*Exercise directions:*
Your answer must be a word-for-word copy of the listing, with all pictures excluded.

[Start of section]

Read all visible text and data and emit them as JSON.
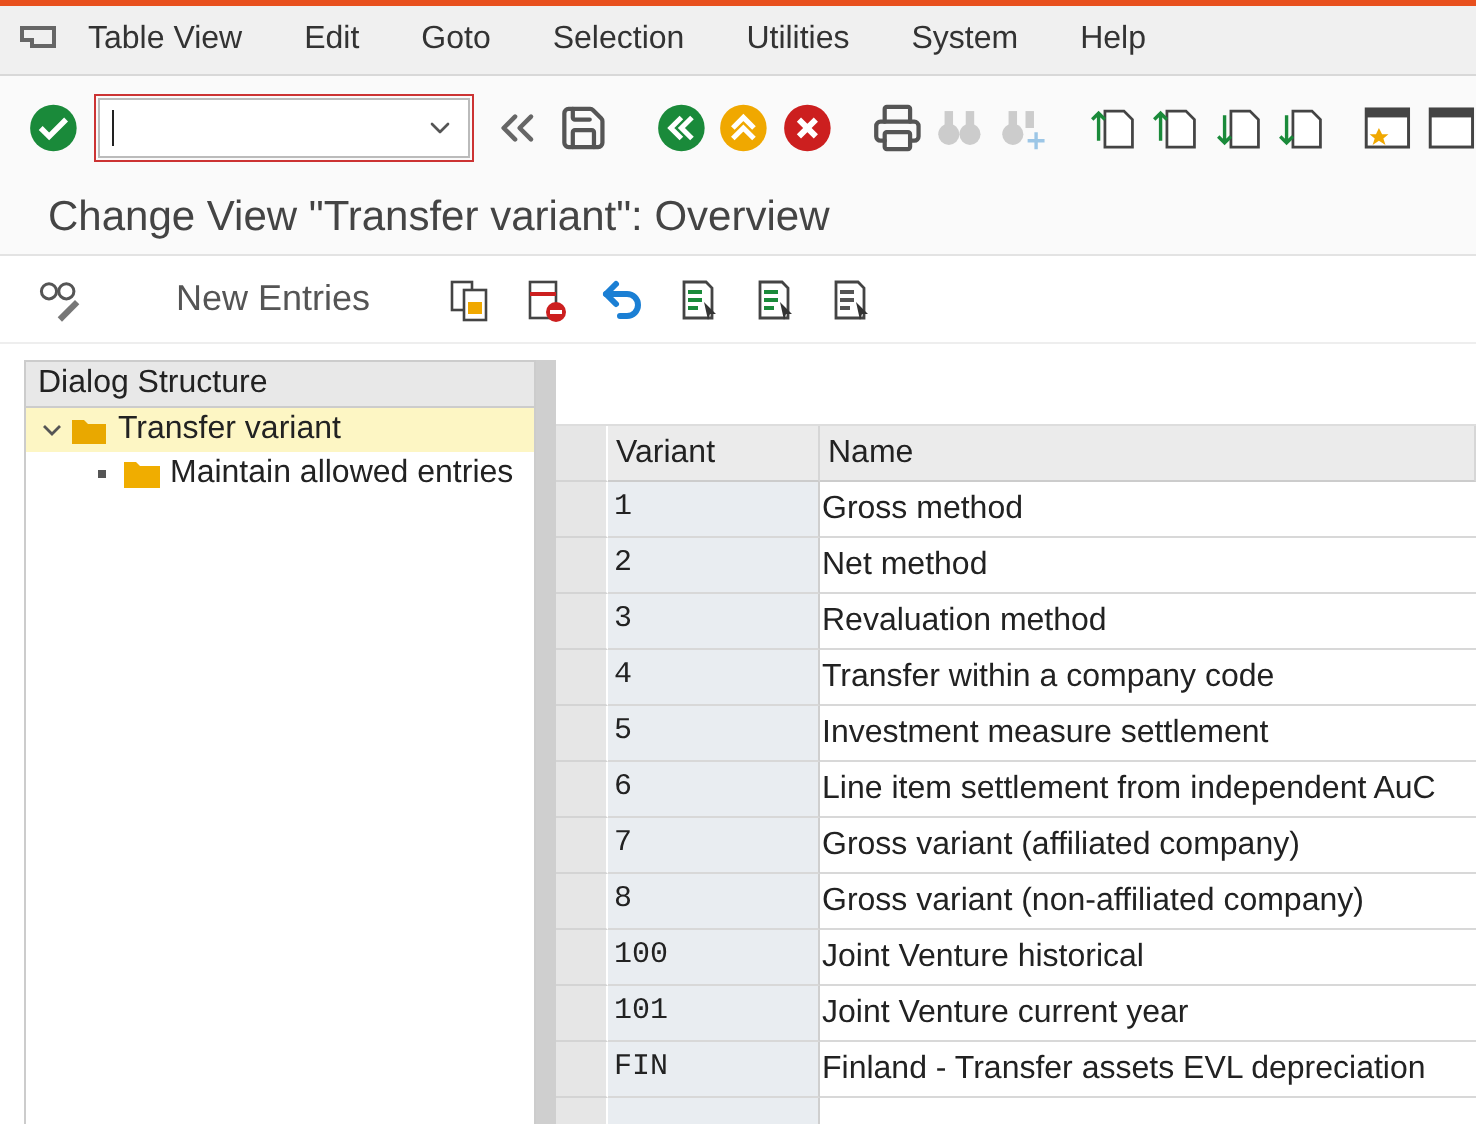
{
  "menu_bar": [
    {
      "label": "Table View"
    },
    {
      "label": "Edit"
    },
    {
      "label": "Goto"
    },
    {
      "label": "Selection"
    },
    {
      "label": "Utilities"
    },
    {
      "label": "System"
    },
    {
      "label": "Help"
    }
  ],
  "page_title": "Change View \"Transfer variant\": Overview",
  "application_toolbar": {
    "new_entries_button": "New Entries"
  },
  "dialog_structure": {
    "title": "Dialog Structure",
    "items": [
      {
        "label": "Transfer variant",
        "selected": true,
        "expanded": true,
        "children": [
          {
            "label": "Maintain allowed entries",
            "selected": false
          }
        ]
      }
    ]
  },
  "table": {
    "columns": [
      "Variant",
      "Name"
    ],
    "rows": [
      {
        "variant": "1",
        "name": "Gross method"
      },
      {
        "variant": "2",
        "name": "Net method"
      },
      {
        "variant": "3",
        "name": "Revaluation method"
      },
      {
        "variant": "4",
        "name": "Transfer within a company code"
      },
      {
        "variant": "5",
        "name": "Investment measure settlement"
      },
      {
        "variant": "6",
        "name": "Line item settlement from independent AuC"
      },
      {
        "variant": "7",
        "name": "Gross variant (affiliated company)"
      },
      {
        "variant": "8",
        "name": "Gross variant (non-affiliated company)"
      },
      {
        "variant": "100",
        "name": "Joint Venture historical"
      },
      {
        "variant": "101",
        "name": "Joint Venture current year"
      },
      {
        "variant": "FIN",
        "name": "Finland - Transfer assets EVL depreciation"
      }
    ]
  }
}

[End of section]

*Response area:*
Read all visible text and data and emit them as JSON.
{
  "menu_bar": [
    {
      "label": "Table View"
    },
    {
      "label": "Edit"
    },
    {
      "label": "Goto"
    },
    {
      "label": "Selection"
    },
    {
      "label": "Utilities"
    },
    {
      "label": "System"
    },
    {
      "label": "Help"
    }
  ],
  "page_title": "Change View \"Transfer variant\": Overview",
  "application_toolbar": {
    "new_entries_button": "New Entries"
  },
  "dialog_structure": {
    "title": "Dialog Structure",
    "items": [
      {
        "label": "Transfer variant",
        "selected": true,
        "expanded": true,
        "children": [
          {
            "label": "Maintain allowed entries",
            "selected": false
          }
        ]
      }
    ]
  },
  "table": {
    "columns": [
      "Variant",
      "Name"
    ],
    "rows": [
      {
        "variant": "1",
        "name": "Gross method"
      },
      {
        "variant": "2",
        "name": "Net method"
      },
      {
        "variant": "3",
        "name": "Revaluation method"
      },
      {
        "variant": "4",
        "name": "Transfer within a company code"
      },
      {
        "variant": "5",
        "name": "Investment measure settlement"
      },
      {
        "variant": "6",
        "name": "Line item settlement from independent AuC"
      },
      {
        "variant": "7",
        "name": "Gross variant (affiliated company)"
      },
      {
        "variant": "8",
        "name": "Gross variant (non-affiliated company)"
      },
      {
        "variant": "100",
        "name": "Joint Venture historical"
      },
      {
        "variant": "101",
        "name": "Joint Venture current year"
      },
      {
        "variant": "FIN",
        "name": "Finland - Transfer assets EVL depreciation"
      }
    ]
  }
}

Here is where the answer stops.